AIM OF THE TASK:
For the data below, give the number of lines that include the word "output" and nothing else.

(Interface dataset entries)
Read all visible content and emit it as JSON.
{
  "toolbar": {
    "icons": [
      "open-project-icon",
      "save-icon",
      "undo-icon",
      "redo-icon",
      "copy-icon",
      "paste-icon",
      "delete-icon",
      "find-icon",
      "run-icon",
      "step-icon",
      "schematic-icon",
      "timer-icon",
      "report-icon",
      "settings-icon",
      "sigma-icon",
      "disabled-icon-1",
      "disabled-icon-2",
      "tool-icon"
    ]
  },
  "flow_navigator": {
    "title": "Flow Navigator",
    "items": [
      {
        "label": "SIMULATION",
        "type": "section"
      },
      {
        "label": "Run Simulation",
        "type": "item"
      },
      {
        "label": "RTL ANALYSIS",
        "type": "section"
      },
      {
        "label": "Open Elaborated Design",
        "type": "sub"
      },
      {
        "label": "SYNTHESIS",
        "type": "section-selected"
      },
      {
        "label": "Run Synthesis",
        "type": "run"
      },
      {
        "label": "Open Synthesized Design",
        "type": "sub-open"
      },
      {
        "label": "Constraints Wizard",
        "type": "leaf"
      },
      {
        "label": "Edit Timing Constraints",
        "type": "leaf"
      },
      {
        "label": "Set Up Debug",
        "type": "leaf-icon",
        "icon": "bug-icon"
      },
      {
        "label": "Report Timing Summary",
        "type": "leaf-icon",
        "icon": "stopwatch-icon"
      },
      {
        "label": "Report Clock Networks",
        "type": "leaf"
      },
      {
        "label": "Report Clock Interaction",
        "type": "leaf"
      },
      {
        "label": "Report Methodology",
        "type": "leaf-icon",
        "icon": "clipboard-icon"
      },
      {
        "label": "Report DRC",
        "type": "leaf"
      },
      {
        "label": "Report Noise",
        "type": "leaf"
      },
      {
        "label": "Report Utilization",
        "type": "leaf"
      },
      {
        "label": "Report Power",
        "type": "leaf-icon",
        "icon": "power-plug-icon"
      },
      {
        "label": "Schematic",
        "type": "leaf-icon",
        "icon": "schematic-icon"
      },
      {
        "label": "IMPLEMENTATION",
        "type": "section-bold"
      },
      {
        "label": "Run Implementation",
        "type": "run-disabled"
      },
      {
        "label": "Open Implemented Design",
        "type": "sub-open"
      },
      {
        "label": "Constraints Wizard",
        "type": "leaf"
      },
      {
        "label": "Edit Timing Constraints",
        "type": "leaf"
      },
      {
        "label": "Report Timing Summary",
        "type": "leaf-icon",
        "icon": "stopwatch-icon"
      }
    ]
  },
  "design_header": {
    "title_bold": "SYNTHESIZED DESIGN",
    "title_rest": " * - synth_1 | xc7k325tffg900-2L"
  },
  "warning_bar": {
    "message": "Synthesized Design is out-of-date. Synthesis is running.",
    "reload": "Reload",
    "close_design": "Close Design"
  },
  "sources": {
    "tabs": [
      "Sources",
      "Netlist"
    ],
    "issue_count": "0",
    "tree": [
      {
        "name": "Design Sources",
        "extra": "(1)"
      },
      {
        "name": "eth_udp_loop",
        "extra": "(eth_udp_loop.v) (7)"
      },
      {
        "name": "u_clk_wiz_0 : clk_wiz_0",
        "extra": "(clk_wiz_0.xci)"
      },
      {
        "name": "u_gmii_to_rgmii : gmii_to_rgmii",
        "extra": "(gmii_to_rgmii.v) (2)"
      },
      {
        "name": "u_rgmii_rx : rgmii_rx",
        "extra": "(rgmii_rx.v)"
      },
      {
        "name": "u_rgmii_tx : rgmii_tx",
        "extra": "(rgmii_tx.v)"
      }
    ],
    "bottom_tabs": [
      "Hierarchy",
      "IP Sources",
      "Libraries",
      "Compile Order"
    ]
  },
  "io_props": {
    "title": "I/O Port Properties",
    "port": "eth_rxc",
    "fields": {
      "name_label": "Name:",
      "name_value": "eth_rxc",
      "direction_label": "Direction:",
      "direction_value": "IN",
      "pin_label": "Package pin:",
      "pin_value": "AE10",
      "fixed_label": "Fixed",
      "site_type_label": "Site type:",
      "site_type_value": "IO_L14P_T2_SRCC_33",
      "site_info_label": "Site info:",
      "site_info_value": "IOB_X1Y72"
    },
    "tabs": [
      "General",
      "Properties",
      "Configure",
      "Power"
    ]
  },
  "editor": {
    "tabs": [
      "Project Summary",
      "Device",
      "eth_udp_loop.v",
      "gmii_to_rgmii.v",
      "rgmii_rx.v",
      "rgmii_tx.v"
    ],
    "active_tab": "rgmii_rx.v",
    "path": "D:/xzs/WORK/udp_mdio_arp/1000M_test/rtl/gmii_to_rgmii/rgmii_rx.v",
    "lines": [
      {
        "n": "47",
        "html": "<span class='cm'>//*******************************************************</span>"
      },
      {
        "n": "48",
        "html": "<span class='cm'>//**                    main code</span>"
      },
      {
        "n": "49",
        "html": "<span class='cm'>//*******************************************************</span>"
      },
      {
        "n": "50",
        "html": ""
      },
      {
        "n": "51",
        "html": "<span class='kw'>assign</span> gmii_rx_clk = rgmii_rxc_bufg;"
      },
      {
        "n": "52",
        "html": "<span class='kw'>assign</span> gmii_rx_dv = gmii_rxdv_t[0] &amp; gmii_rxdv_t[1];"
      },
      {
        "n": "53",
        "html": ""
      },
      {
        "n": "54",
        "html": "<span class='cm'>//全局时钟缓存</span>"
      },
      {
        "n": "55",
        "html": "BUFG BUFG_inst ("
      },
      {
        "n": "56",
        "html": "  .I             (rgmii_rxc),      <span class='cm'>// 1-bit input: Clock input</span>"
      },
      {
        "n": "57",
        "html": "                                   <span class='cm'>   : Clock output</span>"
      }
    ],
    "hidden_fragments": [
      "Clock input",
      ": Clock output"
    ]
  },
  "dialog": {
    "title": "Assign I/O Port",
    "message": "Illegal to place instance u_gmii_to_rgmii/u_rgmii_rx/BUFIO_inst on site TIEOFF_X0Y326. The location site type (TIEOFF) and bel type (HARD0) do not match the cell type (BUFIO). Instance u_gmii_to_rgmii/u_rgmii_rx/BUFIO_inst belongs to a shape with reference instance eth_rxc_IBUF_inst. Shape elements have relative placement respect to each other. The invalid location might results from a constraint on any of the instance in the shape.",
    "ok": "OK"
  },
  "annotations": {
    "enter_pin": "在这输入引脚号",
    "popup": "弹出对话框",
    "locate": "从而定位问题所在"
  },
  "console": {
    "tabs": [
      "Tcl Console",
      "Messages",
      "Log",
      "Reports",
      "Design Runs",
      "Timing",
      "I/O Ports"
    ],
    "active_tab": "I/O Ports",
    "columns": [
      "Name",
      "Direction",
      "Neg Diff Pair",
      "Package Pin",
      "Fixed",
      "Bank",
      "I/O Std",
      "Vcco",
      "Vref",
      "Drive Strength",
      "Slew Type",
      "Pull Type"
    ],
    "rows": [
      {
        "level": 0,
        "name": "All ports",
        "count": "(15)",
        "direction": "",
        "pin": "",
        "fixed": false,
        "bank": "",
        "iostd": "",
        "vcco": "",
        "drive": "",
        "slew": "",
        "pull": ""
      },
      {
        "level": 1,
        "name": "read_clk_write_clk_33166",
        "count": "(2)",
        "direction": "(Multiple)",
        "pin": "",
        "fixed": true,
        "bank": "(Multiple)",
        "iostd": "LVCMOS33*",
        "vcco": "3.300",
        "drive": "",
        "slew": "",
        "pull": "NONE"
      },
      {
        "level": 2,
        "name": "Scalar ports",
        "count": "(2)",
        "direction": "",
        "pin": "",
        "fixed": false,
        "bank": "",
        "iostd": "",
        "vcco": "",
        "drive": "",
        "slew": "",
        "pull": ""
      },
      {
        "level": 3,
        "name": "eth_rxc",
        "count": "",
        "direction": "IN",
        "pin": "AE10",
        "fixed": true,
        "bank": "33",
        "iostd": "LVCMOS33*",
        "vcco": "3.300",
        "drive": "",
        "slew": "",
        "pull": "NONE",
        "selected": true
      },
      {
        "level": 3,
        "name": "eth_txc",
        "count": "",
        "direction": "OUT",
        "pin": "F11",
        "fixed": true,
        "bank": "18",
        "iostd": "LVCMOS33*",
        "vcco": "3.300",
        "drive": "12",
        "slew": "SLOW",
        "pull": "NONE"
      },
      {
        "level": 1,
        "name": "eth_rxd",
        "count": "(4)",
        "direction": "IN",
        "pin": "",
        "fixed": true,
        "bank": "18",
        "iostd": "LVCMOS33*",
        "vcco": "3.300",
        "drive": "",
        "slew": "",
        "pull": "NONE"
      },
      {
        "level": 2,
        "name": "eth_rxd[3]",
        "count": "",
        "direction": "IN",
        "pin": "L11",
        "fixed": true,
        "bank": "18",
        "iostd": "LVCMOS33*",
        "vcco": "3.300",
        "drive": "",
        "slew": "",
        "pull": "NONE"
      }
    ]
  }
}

TASK SOLUTION:
2